Weed Management in Orchards and Vineyards is the newest online continuing education course to be offered by Western Farm Press.
More than 40 licensed professionals completed the course the first three weeks in July, the first month it was available, according to Harry Cline, Western Farm Press editor and director of the Farm Press CEU program.
It is accredited for 1.5 hours by the California Department of Pesticide Regulation, Arizona Department of Agriculture and the Certified Crop Adviser (CCA) program.
California DPR accreditation covers all licensing categories, including Pest Control Advisers, Qualified Applicators, County Private Applicators/Permit Holders and Aerial Applicators.
The course information was developed with the cooperation of the University of California IPM program. Brad Hanson, University of California, Davis weed specialist; Curtis Rainbolt, BASF tech service representative; and Bill Nairn, business representative for BASF agricultural products and nutrition in California, also provided expert review of the material.
This is the first Farm Press/Penton Ag online course sponsored by BASF.
“We appreciate the support of Larry Wanken, district manager for BASF in California, as well as Bill Nain in making this course possible,” says Greg Frey, Western Farm Press publisher.” They supported and endorsed this course from the very beginning.”
Doug Haller, BASF marketing associate for herbicides, also was key in developing and launching the course.
“PCAs and qualified applicators are the key licensed professionals who make diversified agriculture in California so successful,” says Wanken. “BASF is pleased to provide this extensive course on weed management in orchards and vineyards to help growers and their consultants do the best job possible in controlling unwanted vegetation.
“We know everyone is busy, and we hope this course will provide not only valuable weed management information, but time-saving, easy access to continuing education credit required by the state of California.”
“Integrated weed management involves the use of cultural, mechanical and chemical methods to manage weed populations in a manner that is economically and environmentally sound,” says Nairn, a long-time California PCA.
One of the key elements is a weed survey conducted two or three times a year to monitor the weed spectrum. This is covered in the course.
Specialists cite the following steps in conducting a weed survey:
• After first rains occur, look for winter annuals in tree rows to check the effectiveness of any pre-emergence herbicide applications.
• Check the ground cover in row middles for perennial seedlings. Perennials are unwanted in any area of the orchard.
• Use a checklist to record weeds in the orchard and use an orchard map to show the areas in which specific problem weeds are found.

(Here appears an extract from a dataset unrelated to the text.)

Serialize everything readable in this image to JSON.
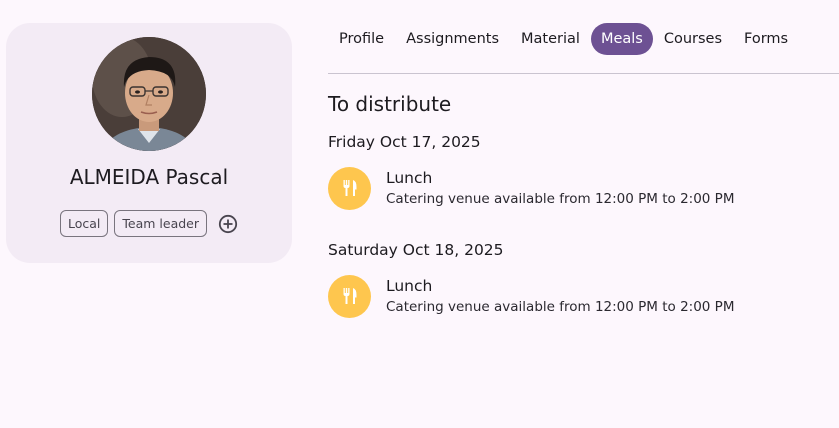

• Rate the level of infestation, either using a numeric scale from 1 to 5 (1 being lightest), or use “light,” “medium,” or “heavy” descriptions. Use the rating to determine the severity of infestation and the type and amount of herbicides to use.
After logging into the course, users review the information and then take a quiz. A score of at least 80 is required to earn credit hours.
There is a feature that allows a licensed professional to download the course and quiz for review offline — however, the test must be taken online in order to earn credit.
Farm Press/Penton Media will notify the accrediting state agencies or CCA administrators of each person who successfully passes the course.
Farm Press has been offering online courses for six years, and 24 courses are now available online.
To date, about 26,000 courses have been completed for credit.